* About this task
If a record holds a picture, omit that picture and copy everything else exactly.

* Provided information
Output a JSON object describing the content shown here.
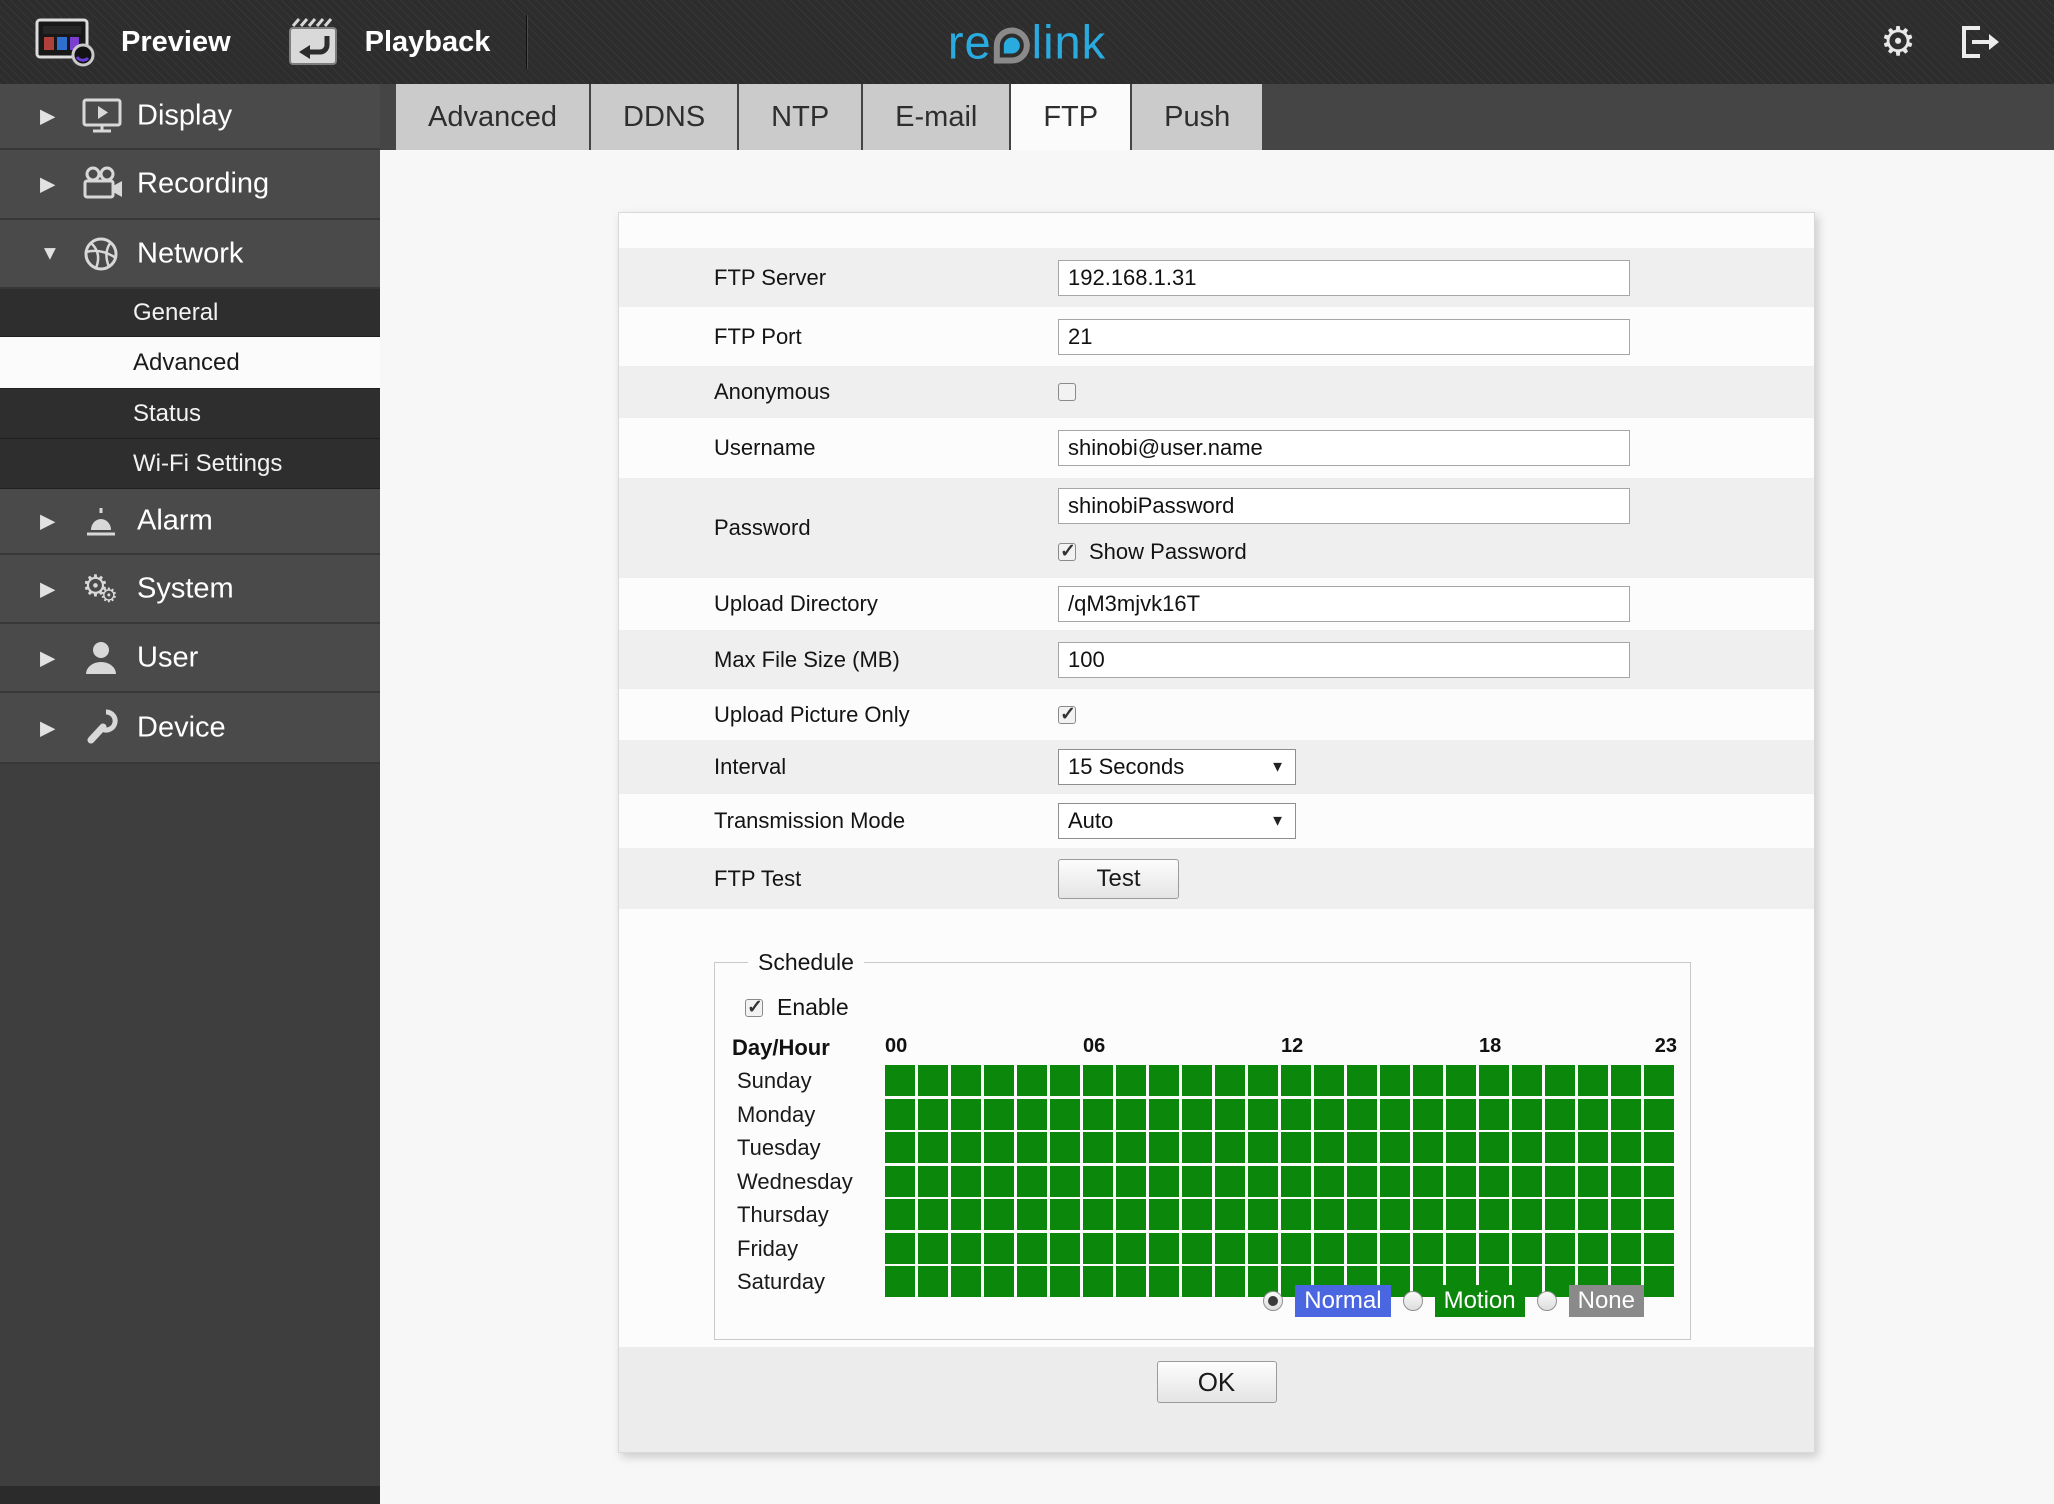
{
  "topbar": {
    "preview_label": "Preview",
    "playback_label": "Playback",
    "logo": {
      "part1": "re",
      "part2": "link",
      "blue": "#2aabdf",
      "gray": "#8a8a8a"
    }
  },
  "tabs": {
    "active": "FTP",
    "items": [
      {
        "label": "Advanced"
      },
      {
        "label": "DDNS"
      },
      {
        "label": "NTP"
      },
      {
        "label": "E-mail"
      },
      {
        "label": "FTP"
      },
      {
        "label": "Push"
      }
    ]
  },
  "sidebar": {
    "items": [
      {
        "label": "Display",
        "expanded": false
      },
      {
        "label": "Recording",
        "expanded": false
      },
      {
        "label": "Network",
        "expanded": true,
        "children": [
          {
            "label": "General",
            "selected": false
          },
          {
            "label": "Advanced",
            "selected": true
          },
          {
            "label": "Status",
            "selected": false
          },
          {
            "label": "Wi-Fi Settings",
            "selected": false
          }
        ]
      },
      {
        "label": "Alarm",
        "expanded": false
      },
      {
        "label": "System",
        "expanded": false
      },
      {
        "label": "User",
        "expanded": false
      },
      {
        "label": "Device",
        "expanded": false
      }
    ]
  },
  "form": {
    "ftp_server": {
      "label": "FTP Server",
      "value": "192.168.1.31"
    },
    "ftp_port": {
      "label": "FTP Port",
      "value": "21"
    },
    "anonymous": {
      "label": "Anonymous",
      "checked": false
    },
    "username": {
      "label": "Username",
      "value": "shinobi@user.name"
    },
    "password": {
      "label": "Password",
      "value": "shinobiPassword",
      "show_password_label": "Show Password",
      "show_password_checked": true
    },
    "upload_directory": {
      "label": "Upload Directory",
      "value": "/qM3mjvk16T"
    },
    "max_file_size": {
      "label": "Max File Size (MB)",
      "value": "100"
    },
    "upload_picture_only": {
      "label": "Upload Picture Only",
      "checked": true
    },
    "interval": {
      "label": "Interval",
      "value": "15 Seconds"
    },
    "transmission_mode": {
      "label": "Transmission Mode",
      "value": "Auto"
    },
    "ftp_test": {
      "label": "FTP Test",
      "button_label": "Test"
    }
  },
  "schedule": {
    "legend": "Schedule",
    "enable_label": "Enable",
    "enabled": true,
    "day_hour_label": "Day/Hour",
    "hour_labels": [
      "00",
      "06",
      "12",
      "18",
      "23"
    ],
    "days": [
      "Sunday",
      "Monday",
      "Tuesday",
      "Wednesday",
      "Thursday",
      "Friday",
      "Saturday"
    ],
    "grid": {
      "columns": 24,
      "rows": 7,
      "fill": "all",
      "fill_state": "motion",
      "fill_color": "#0b870b"
    },
    "modes": [
      {
        "label": "Normal",
        "color": "#4a66e0",
        "selected": true
      },
      {
        "label": "Motion",
        "color": "#0b870b",
        "selected": false
      },
      {
        "label": "None",
        "color": "#8a8a8a",
        "selected": false
      }
    ]
  },
  "footer": {
    "ok_label": "OK"
  }
}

* Task response
Output a JSON object describing the content shown here.
{
  "topbar": {
    "preview_label": "Preview",
    "playback_label": "Playback",
    "logo": {
      "part1": "re",
      "part2": "link",
      "blue": "#2aabdf",
      "gray": "#8a8a8a"
    }
  },
  "tabs": {
    "active": "FTP",
    "items": [
      {
        "label": "Advanced"
      },
      {
        "label": "DDNS"
      },
      {
        "label": "NTP"
      },
      {
        "label": "E-mail"
      },
      {
        "label": "FTP"
      },
      {
        "label": "Push"
      }
    ]
  },
  "sidebar": {
    "items": [
      {
        "label": "Display",
        "expanded": false
      },
      {
        "label": "Recording",
        "expanded": false
      },
      {
        "label": "Network",
        "expanded": true,
        "children": [
          {
            "label": "General",
            "selected": false
          },
          {
            "label": "Advanced",
            "selected": true
          },
          {
            "label": "Status",
            "selected": false
          },
          {
            "label": "Wi-Fi Settings",
            "selected": false
          }
        ]
      },
      {
        "label": "Alarm",
        "expanded": false
      },
      {
        "label": "System",
        "expanded": false
      },
      {
        "label": "User",
        "expanded": false
      },
      {
        "label": "Device",
        "expanded": false
      }
    ]
  },
  "form": {
    "ftp_server": {
      "label": "FTP Server",
      "value": "192.168.1.31"
    },
    "ftp_port": {
      "label": "FTP Port",
      "value": "21"
    },
    "anonymous": {
      "label": "Anonymous",
      "checked": false
    },
    "username": {
      "label": "Username",
      "value": "shinobi@user.name"
    },
    "password": {
      "label": "Password",
      "value": "shinobiPassword",
      "show_password_label": "Show Password",
      "show_password_checked": true
    },
    "upload_directory": {
      "label": "Upload Directory",
      "value": "/qM3mjvk16T"
    },
    "max_file_size": {
      "label": "Max File Size (MB)",
      "value": "100"
    },
    "upload_picture_only": {
      "label": "Upload Picture Only",
      "checked": true
    },
    "interval": {
      "label": "Interval",
      "value": "15 Seconds"
    },
    "transmission_mode": {
      "label": "Transmission Mode",
      "value": "Auto"
    },
    "ftp_test": {
      "label": "FTP Test",
      "button_label": "Test"
    }
  },
  "schedule": {
    "legend": "Schedule",
    "enable_label": "Enable",
    "enabled": true,
    "day_hour_label": "Day/Hour",
    "hour_labels": [
      "00",
      "06",
      "12",
      "18",
      "23"
    ],
    "days": [
      "Sunday",
      "Monday",
      "Tuesday",
      "Wednesday",
      "Thursday",
      "Friday",
      "Saturday"
    ],
    "grid": {
      "columns": 24,
      "rows": 7,
      "fill": "all",
      "fill_state": "motion",
      "fill_color": "#0b870b"
    },
    "modes": [
      {
        "label": "Normal",
        "color": "#4a66e0",
        "selected": true
      },
      {
        "label": "Motion",
        "color": "#0b870b",
        "selected": false
      },
      {
        "label": "None",
        "color": "#8a8a8a",
        "selected": false
      }
    ]
  },
  "footer": {
    "ok_label": "OK"
  }
}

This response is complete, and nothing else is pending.